• [DATA]:
=== Section Start ===

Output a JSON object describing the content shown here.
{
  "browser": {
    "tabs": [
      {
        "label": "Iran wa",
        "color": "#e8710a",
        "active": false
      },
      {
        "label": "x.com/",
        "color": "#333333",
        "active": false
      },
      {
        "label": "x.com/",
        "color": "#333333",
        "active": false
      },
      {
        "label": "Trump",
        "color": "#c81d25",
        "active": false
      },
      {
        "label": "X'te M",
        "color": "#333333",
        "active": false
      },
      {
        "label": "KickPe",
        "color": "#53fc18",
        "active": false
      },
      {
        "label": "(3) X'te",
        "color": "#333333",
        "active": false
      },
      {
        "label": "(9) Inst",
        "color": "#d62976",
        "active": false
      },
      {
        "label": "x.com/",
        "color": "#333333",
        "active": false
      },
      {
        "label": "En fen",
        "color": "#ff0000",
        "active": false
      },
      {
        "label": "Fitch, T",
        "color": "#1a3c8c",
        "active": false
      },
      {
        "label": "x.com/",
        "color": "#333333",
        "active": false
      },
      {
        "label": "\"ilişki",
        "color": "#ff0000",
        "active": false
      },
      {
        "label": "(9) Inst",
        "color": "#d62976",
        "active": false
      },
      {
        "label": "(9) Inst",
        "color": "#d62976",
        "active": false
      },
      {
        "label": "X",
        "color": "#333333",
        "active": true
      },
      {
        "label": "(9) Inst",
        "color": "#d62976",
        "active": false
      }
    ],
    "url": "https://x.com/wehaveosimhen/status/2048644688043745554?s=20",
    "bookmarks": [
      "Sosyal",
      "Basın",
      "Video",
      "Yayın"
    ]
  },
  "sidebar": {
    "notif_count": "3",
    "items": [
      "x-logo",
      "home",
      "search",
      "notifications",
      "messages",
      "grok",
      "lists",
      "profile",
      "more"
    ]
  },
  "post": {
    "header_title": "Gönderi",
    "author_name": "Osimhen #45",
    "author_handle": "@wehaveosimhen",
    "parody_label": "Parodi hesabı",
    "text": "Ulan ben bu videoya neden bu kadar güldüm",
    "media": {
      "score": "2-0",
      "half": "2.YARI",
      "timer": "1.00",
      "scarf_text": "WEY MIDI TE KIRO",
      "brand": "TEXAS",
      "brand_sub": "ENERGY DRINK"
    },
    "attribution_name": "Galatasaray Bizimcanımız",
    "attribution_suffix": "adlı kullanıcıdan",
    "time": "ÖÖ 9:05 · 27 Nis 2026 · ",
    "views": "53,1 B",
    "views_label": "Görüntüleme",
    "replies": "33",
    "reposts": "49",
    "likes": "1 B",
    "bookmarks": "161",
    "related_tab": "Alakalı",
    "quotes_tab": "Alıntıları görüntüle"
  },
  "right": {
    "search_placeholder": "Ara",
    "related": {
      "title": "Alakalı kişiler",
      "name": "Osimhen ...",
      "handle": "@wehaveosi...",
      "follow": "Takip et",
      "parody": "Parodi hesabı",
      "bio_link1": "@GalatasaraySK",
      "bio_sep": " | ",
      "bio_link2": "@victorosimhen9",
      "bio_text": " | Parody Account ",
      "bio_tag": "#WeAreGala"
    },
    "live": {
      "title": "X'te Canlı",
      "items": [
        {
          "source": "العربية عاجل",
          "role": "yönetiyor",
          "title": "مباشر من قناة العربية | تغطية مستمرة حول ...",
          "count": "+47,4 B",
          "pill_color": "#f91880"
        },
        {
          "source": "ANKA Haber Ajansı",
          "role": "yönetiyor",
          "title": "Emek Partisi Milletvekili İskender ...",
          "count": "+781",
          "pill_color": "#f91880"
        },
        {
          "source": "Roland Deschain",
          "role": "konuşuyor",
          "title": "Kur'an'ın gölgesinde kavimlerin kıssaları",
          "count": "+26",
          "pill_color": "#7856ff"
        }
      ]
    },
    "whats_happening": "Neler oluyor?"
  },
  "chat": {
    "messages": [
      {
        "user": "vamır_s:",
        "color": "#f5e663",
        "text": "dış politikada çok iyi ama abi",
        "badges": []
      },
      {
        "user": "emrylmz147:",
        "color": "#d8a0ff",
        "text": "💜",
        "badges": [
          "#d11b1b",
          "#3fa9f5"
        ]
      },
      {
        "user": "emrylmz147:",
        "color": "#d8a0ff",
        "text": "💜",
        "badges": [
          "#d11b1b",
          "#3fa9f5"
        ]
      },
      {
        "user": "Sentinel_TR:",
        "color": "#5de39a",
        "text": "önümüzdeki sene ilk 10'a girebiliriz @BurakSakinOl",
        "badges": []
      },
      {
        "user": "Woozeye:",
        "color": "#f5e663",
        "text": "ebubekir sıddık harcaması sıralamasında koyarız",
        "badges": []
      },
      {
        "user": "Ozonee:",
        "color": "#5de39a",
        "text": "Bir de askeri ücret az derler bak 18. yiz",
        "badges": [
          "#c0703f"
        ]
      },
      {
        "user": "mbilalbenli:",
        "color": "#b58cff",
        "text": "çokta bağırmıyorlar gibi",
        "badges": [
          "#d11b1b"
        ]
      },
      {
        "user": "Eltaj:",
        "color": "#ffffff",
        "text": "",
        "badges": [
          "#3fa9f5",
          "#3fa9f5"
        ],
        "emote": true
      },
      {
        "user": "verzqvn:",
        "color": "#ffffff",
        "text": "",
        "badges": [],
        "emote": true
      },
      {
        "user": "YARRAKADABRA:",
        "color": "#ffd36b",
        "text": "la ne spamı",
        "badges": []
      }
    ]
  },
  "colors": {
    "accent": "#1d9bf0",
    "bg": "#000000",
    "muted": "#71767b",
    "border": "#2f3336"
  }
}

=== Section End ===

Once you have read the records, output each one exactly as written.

• [RESPONSE BOX]:
Output a JSON object describing the content shown here.
{
  "browser": {
    "tabs": [
      {
        "label": "Iran wa",
        "color": "#e8710a",
        "active": false
      },
      {
        "label": "x.com/",
        "color": "#333333",
        "active": false
      },
      {
        "label": "x.com/",
        "color": "#333333",
        "active": false
      },
      {
        "label": "Trump",
        "color": "#c81d25",
        "active": false
      },
      {
        "label": "X'te M",
        "color": "#333333",
        "active": false
      },
      {
        "label": "KickPe",
        "color": "#53fc18",
        "active": false
      },
      {
        "label": "(3) X'te",
        "color": "#333333",
        "active": false
      },
      {
        "label": "(9) Inst",
        "color": "#d62976",
        "active": false
      },
      {
        "label": "x.com/",
        "color": "#333333",
        "active": false
      },
      {
        "label": "En fen",
        "color": "#ff0000",
        "active": false
      },
      {
        "label": "Fitch, T",
        "color": "#1a3c8c",
        "active": false
      },
      {
        "label": "x.com/",
        "color": "#333333",
        "active": false
      },
      {
        "label": "\"ilişki",
        "color": "#ff0000",
        "active": false
      },
      {
        "label": "(9) Inst",
        "color": "#d62976",
        "active": false
      },
      {
        "label": "(9) Inst",
        "color": "#d62976",
        "active": false
      },
      {
        "label": "X",
        "color": "#333333",
        "active": true
      },
      {
        "label": "(9) Inst",
        "color": "#d62976",
        "active": false
      }
    ],
    "url": "https://x.com/wehaveosimhen/status/2048644688043745554?s=20",
    "bookmarks": [
      "Sosyal",
      "Basın",
      "Video",
      "Yayın"
    ]
  },
  "sidebar": {
    "notif_count": "3",
    "items": [
      "x-logo",
      "home",
      "search",
      "notifications",
      "messages",
      "grok",
      "lists",
      "profile",
      "more"
    ]
  },
  "post": {
    "header_title": "Gönderi",
    "author_name": "Osimhen #45",
    "author_handle": "@wehaveosimhen",
    "parody_label": "Parodi hesabı",
    "text": "Ulan ben bu videoya neden bu kadar güldüm",
    "media": {
      "score": "2-0",
      "half": "2.YARI",
      "timer": "1.00",
      "scarf_text": "WEY MIDI TE KIRO",
      "brand": "TEXAS",
      "brand_sub": "ENERGY DRINK"
    },
    "attribution_name": "Galatasaray Bizimcanımız",
    "attribution_suffix": "adlı kullanıcıdan",
    "time": "ÖÖ 9:05 · 27 Nis 2026 · ",
    "views": "53,1 B",
    "views_label": "Görüntüleme",
    "replies": "33",
    "reposts": "49",
    "likes": "1 B",
    "bookmarks": "161",
    "related_tab": "Alakalı",
    "quotes_tab": "Alıntıları görüntüle"
  },
  "right": {
    "search_placeholder": "Ara",
    "related": {
      "title": "Alakalı kişiler",
      "name": "Osimhen ...",
      "handle": "@wehaveosi...",
      "follow": "Takip et",
      "parody": "Parodi hesabı",
      "bio_link1": "@GalatasaraySK",
      "bio_sep": " | ",
      "bio_link2": "@victorosimhen9",
      "bio_text": " | Parody Account ",
      "bio_tag": "#WeAreGala"
    },
    "live": {
      "title": "X'te Canlı",
      "items": [
        {
          "source": "العربية عاجل",
          "role": "yönetiyor",
          "title": "مباشر من قناة العربية | تغطية مستمرة حول ...",
          "count": "+47,4 B",
          "pill_color": "#f91880"
        },
        {
          "source": "ANKA Haber Ajansı",
          "role": "yönetiyor",
          "title": "Emek Partisi Milletvekili İskender ...",
          "count": "+781",
          "pill_color": "#f91880"
        },
        {
          "source": "Roland Deschain",
          "role": "konuşuyor",
          "title": "Kur'an'ın gölgesinde kavimlerin kıssaları",
          "count": "+26",
          "pill_color": "#7856ff"
        }
      ]
    },
    "whats_happening": "Neler oluyor?"
  },
  "chat": {
    "messages": [
      {
        "user": "vamır_s:",
        "color": "#f5e663",
        "text": "dış politikada çok iyi ama abi",
        "badges": []
      },
      {
        "user": "emrylmz147:",
        "color": "#d8a0ff",
        "text": "💜",
        "badges": [
          "#d11b1b",
          "#3fa9f5"
        ]
      },
      {
        "user": "emrylmz147:",
        "color": "#d8a0ff",
        "text": "💜",
        "badges": [
          "#d11b1b",
          "#3fa9f5"
        ]
      },
      {
        "user": "Sentinel_TR:",
        "color": "#5de39a",
        "text": "önümüzdeki sene ilk 10'a girebiliriz @BurakSakinOl",
        "badges": []
      },
      {
        "user": "Woozeye:",
        "color": "#f5e663",
        "text": "ebubekir sıddık harcaması sıralamasında koyarız",
        "badges": []
      },
      {
        "user": "Ozonee:",
        "color": "#5de39a",
        "text": "Bir de askeri ücret az derler bak 18. yiz",
        "badges": [
          "#c0703f"
        ]
      },
      {
        "user": "mbilalbenli:",
        "color": "#b58cff",
        "text": "çokta bağırmıyorlar gibi",
        "badges": [
          "#d11b1b"
        ]
      },
      {
        "user": "Eltaj:",
        "color": "#ffffff",
        "text": "",
        "badges": [
          "#3fa9f5",
          "#3fa9f5"
        ],
        "emote": true
      },
      {
        "user": "verzqvn:",
        "color": "#ffffff",
        "text": "",
        "badges": [],
        "emote": true
      },
      {
        "user": "YARRAKADABRA:",
        "color": "#ffd36b",
        "text": "la ne spamı",
        "badges": []
      }
    ]
  },
  "colors": {
    "accent": "#1d9bf0",
    "bg": "#000000",
    "muted": "#71767b",
    "border": "#2f3336"
  }
}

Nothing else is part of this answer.